The president has tempered his pro-legalization stance with promises to move beyond a binary debate between “progressives and conservatives, between revolutionaries and retrogrades.” Instead, Fernández proposes a public health perspective. Tie notwithstanding, he urged Argentines to move beyond the green handkerchiefs and the light-blue ones favored by anti-abortion activists.
“There shouldn’t be two handkerchiefs,” said Fernández. “We have one problem.”
The bill the president plans to send to Congress would reportedly legalize abortion, while attempting to placate critics by including better care provisions for women who want to continue their pregnancies. Those measures, which would facilitate adoptions and improve education about contraceptives, could make the legislation more palatable to more conservative members of Congress whose votes Fernández will need to pass the Senate, where anti-abortion votes have a slight majority.
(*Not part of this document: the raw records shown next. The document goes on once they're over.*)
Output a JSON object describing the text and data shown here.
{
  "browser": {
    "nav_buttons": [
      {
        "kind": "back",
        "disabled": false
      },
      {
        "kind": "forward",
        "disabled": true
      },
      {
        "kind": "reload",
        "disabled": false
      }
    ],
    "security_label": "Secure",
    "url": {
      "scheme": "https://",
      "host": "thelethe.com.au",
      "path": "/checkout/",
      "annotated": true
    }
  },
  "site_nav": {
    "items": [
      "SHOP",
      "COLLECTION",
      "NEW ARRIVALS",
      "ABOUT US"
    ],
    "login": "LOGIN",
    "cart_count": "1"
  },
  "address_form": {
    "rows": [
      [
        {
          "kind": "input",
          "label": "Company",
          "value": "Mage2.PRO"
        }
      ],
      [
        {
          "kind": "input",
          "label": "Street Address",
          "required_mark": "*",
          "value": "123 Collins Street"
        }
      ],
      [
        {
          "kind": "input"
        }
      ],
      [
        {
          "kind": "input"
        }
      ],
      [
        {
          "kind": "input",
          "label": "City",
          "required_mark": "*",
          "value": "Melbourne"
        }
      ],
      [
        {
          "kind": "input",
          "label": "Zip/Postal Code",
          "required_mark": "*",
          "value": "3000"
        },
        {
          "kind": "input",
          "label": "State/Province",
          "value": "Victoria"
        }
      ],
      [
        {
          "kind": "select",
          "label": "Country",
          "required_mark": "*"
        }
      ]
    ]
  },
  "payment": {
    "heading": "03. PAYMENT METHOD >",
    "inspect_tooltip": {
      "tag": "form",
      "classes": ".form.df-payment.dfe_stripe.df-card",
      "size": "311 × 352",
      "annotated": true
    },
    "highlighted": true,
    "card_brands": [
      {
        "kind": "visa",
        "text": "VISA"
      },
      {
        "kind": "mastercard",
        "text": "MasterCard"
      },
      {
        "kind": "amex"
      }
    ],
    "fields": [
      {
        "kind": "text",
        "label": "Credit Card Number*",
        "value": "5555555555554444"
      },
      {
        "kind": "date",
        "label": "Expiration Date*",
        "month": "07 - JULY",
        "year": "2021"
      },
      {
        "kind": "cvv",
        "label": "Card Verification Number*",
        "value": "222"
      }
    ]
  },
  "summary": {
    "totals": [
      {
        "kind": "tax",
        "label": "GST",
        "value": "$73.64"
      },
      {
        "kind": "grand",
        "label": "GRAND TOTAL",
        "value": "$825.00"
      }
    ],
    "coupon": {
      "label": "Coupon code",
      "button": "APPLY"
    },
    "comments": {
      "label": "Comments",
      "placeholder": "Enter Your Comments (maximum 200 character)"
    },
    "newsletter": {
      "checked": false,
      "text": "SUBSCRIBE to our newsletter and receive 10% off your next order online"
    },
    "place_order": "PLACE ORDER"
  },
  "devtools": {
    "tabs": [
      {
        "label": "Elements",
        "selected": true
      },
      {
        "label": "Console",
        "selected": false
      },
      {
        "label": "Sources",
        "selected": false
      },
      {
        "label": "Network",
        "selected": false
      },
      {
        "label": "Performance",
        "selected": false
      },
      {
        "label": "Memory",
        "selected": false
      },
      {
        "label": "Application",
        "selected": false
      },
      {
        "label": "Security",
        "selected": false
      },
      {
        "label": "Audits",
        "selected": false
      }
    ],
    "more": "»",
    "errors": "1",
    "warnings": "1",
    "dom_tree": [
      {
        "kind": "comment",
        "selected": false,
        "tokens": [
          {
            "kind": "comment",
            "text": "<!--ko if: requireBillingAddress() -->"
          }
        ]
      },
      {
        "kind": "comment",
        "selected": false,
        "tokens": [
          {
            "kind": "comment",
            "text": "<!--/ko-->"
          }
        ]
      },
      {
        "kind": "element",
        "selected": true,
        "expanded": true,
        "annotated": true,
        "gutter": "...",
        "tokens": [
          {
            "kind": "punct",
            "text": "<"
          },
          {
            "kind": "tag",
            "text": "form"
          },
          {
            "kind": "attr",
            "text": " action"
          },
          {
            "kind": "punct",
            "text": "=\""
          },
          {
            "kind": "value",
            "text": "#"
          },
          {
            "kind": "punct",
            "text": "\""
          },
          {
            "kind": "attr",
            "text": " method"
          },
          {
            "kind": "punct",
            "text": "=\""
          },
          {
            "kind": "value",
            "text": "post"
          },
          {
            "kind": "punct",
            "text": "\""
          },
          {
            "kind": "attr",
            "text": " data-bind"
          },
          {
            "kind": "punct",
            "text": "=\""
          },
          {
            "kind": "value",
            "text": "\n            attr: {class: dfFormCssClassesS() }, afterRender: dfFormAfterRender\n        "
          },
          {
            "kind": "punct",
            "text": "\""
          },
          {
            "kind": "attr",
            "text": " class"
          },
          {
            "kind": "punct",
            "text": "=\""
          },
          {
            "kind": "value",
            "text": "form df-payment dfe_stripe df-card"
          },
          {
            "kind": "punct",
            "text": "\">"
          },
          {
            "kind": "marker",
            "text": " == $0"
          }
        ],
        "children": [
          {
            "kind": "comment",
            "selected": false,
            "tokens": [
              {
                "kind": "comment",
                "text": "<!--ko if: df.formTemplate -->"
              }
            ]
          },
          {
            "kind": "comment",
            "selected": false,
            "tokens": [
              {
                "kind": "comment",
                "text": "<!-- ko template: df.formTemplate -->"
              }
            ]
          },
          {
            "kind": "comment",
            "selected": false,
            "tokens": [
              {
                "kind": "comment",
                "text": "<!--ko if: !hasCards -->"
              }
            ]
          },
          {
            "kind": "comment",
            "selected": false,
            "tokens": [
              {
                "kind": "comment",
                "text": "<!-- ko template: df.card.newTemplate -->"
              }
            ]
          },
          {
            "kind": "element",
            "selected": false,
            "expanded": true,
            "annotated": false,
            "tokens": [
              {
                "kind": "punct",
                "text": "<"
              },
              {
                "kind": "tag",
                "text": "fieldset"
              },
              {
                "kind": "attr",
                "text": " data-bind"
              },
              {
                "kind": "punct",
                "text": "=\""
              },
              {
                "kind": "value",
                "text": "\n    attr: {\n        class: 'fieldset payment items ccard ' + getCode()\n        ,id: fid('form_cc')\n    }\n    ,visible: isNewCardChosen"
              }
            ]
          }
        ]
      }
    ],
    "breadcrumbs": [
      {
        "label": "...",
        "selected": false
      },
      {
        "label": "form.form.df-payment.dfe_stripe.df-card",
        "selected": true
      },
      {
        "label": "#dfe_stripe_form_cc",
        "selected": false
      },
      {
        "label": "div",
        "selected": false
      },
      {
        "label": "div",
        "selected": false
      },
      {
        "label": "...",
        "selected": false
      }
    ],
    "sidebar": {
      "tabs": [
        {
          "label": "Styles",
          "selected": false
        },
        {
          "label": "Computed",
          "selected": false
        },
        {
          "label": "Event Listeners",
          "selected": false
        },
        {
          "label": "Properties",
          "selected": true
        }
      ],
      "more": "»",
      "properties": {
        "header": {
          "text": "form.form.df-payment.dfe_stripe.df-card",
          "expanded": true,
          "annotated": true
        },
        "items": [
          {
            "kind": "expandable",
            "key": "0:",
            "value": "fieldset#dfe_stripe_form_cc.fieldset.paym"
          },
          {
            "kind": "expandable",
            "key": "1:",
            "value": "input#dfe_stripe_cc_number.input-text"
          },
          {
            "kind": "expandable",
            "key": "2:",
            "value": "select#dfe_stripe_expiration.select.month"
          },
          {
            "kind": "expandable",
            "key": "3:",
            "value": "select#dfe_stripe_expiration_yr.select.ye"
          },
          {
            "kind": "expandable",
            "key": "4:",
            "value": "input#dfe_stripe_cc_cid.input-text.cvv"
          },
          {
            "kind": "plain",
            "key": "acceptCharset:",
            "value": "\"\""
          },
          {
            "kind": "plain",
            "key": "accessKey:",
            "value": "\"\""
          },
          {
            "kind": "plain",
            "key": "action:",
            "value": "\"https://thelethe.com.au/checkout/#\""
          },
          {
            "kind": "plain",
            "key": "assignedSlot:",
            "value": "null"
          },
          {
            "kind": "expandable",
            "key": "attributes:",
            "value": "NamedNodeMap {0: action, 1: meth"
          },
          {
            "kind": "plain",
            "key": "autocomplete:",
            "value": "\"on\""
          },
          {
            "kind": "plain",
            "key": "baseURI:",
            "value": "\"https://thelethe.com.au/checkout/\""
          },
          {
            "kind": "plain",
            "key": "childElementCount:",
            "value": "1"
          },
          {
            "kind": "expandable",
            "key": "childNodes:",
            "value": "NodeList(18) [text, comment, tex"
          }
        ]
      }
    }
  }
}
Fernández’s balancing act goes beyond internal politics. Pope Francis is an influential figure in his home country, and a stalwart opponent of abortion’s legalization. And the government has been leaning on the pontiff to influence crucial sovereign debt negotiations with the IMF, with the Pope hosting Fernández at the Vatican on Jan. 31.
How Fernández navigates the tension between tradition and progress is and will remain under a close microscope, in policy debates and elsewhere. For example, weekly soccer matches between the president and his male ministers and staff – a longstanding tradition – have raised questions about how much of a boys’ club his government will be going forward. On the other hand, the recent participation in the government matches of Macarena Sánchez, the country’s first professional female soccer player and the new head of the National Youth Institute, has been received as a sign of change.
Gómez Alcorta, the women and gender minister, seems to share the conciliatory approach the president has taken in the debates over abortion and other topics.
The men may have their soccer matches, but “we women officials have our (WhatsApp) group,” Gómez Alcorta told La Nación.
Ultimately, she and others in the new government say progress on gender will be measured not by rhetoric or players on a soccer pitch, but by long-term economic and societal changes that level the playing field for the genders. That starts with bridging progressive policies with effective implementation.
“The gap (between laws and implementation) is still enormous,” Gómez Alcorta said at the January gender training with the president. “That is the task we have to accomplish.”
Timerman is a freelance reporter in Buenos Aires. She edits the Latin America Daily Briefing.